The Rejection Ceremony - Shubham Kapur: To be honest, this story left me a little angry, not at the people who rejected Prasanna (they’re far too many), but at Prasanna. While it is okay for Prasanna to have a positive body image about self, everyone else too has their right to chose and to reject (their hypocrisy notwithstanding as of now). They too have their own ideas of the person they want to be with. I don’t think anyone’s implied meaning can make us feel guilty in the first place (sometimes it can, but only if we know what it implied). All they can do is to make us feel MORE guilty (which means that somewhere, we do know that we are a little guilty).
Besides, a writer is a writer, not a grammar nazi. ‘Me too’, makes more rhythmic sense to me that ‘I too’ (and in case you’re wondering when to use what, read this, and thank me later, I am enlightened to know, and yet ‘me too’ will suffice).

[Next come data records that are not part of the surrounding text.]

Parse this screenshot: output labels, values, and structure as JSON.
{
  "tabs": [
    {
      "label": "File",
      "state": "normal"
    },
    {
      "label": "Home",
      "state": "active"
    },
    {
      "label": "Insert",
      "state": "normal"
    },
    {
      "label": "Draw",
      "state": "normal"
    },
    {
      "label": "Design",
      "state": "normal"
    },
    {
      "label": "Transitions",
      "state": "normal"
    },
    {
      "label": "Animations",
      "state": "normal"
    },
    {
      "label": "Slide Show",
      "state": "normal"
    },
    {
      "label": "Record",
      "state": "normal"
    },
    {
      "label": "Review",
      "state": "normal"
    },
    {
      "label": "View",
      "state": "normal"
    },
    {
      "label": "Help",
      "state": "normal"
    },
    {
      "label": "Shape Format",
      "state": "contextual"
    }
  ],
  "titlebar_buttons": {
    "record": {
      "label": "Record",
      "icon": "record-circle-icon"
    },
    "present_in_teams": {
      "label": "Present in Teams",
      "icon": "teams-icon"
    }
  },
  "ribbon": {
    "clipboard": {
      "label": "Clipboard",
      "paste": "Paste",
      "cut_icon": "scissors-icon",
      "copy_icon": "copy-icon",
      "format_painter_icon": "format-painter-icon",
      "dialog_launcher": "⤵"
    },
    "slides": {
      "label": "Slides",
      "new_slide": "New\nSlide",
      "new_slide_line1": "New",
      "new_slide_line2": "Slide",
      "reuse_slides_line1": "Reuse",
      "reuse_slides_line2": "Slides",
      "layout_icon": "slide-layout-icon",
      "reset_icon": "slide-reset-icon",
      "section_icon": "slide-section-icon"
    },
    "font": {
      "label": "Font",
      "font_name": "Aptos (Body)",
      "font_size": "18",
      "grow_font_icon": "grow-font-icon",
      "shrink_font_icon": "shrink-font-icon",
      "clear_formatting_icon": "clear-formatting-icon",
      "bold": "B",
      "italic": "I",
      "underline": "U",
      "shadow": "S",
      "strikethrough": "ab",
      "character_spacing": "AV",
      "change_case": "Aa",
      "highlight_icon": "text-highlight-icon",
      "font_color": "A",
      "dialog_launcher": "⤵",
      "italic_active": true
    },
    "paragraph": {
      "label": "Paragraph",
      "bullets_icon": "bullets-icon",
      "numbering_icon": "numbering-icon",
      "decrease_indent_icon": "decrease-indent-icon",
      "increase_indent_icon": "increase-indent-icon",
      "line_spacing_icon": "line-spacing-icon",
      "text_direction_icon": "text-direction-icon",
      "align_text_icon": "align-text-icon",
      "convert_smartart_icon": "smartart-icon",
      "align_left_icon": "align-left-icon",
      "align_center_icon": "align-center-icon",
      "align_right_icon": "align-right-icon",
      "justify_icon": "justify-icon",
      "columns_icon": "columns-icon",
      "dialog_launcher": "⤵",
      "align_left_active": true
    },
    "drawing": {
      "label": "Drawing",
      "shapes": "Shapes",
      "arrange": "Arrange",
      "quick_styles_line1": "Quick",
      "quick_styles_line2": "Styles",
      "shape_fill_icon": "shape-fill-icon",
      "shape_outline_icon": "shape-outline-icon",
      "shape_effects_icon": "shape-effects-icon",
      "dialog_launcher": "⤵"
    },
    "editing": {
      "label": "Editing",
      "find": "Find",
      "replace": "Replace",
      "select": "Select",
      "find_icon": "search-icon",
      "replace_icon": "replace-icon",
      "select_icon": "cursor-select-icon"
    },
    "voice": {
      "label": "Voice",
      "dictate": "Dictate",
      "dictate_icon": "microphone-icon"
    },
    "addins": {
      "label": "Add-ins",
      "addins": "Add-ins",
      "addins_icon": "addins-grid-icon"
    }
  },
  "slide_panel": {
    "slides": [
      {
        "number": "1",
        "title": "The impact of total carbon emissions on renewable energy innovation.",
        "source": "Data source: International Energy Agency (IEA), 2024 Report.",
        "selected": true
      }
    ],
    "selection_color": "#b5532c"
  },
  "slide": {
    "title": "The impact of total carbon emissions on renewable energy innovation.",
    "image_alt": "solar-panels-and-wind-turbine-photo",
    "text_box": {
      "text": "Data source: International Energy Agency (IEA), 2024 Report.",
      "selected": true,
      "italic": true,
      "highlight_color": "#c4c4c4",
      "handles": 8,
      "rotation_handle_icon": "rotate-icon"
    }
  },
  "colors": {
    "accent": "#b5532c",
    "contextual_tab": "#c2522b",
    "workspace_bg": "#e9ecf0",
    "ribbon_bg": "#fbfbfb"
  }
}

The proof of birth - Urvashi Sarkar: The entire story held itself in ambivalence. The role of father was unclear. Perhaps, I didn’t get the point. Was it a mild case of OCD? I can see the guilt pangs of the daughter, and her indifference is almost inevitable even if it is just a wall to stop the barrage of questioning eyes while she works out the finer parts secretly. But I didn’t get the point of this regress cycle.
One a penny - Krshna Prashant: She was asked to write one short story, she wrote four instead. But interesting stories, quite good.

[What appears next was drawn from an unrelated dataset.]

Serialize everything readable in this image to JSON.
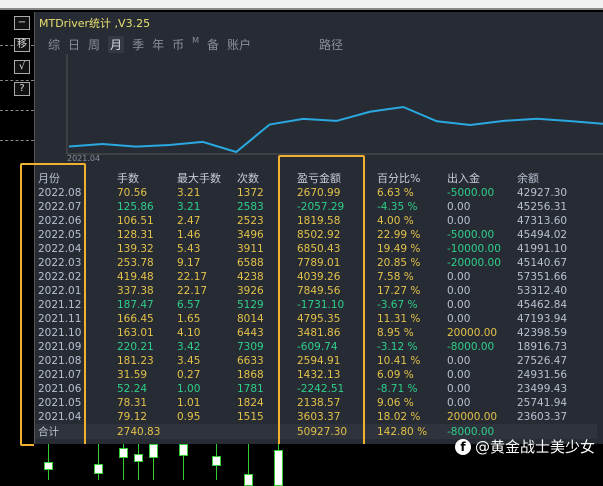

Angels and Demons - Purba Ray: OK story, but very well knit. Exposed many stereotypes prevalent in society, in both men and women. Frayed storylines, all correlated. I am just thankful that Sivan lost his composure faster, before he could do more harm. Reminds me of a certain picture where the camera captures the silhouette of a man running behind the other with a dagger in his hand, when the actual scene is quite the other way round.
On the other side - Sakshi Nanda: The foreboding sense of detachment is ever present in this story, as if, something is leaving. A few questions that puzzled me though were like: of all these years, they didn’t see the tattoo on her wrist? Or, who puts a permanent tattoo on a 6 week old baby? After so many years, she still had to bribe her driver?
Relations of blood find ways in heartbreaking ways. It could have been a heart-tugger of the likes of Khaled Hosseini, and tug at the heart it did, but fell a little short. Somehow, details were out of place, almost inopportune and inappropriate in many places - too early, or too late to have their effect.
Prem Ki Chashni - Sudhanshu Shekhar Pathak: In many ways, a complete ‘short fiction’. It was very nice, and a deeply beautiful story. The emotions were real and the flow was good (though in many places, I felt that the Hindi version must have been much better). Translations by other people often miss things, sometimes in words, and sometimes in expression.
The Postman - Riti Kaunteya: Yeah right, they must have been teenagers, or fresh into their twenties. OK.
Note to editor: Good work. Please mind the typos. All the best.
Note to reader: In case you want to buy the book right now (inspired by my not so reviewing review), you can click here to buy it from Amazon. (There's 50% discount on it at the time of my posting this review).
P.S.: Krshna Prashant is a girl (and I mistook her for a boy). I stand corrected and sincerely apologize for my carelessness.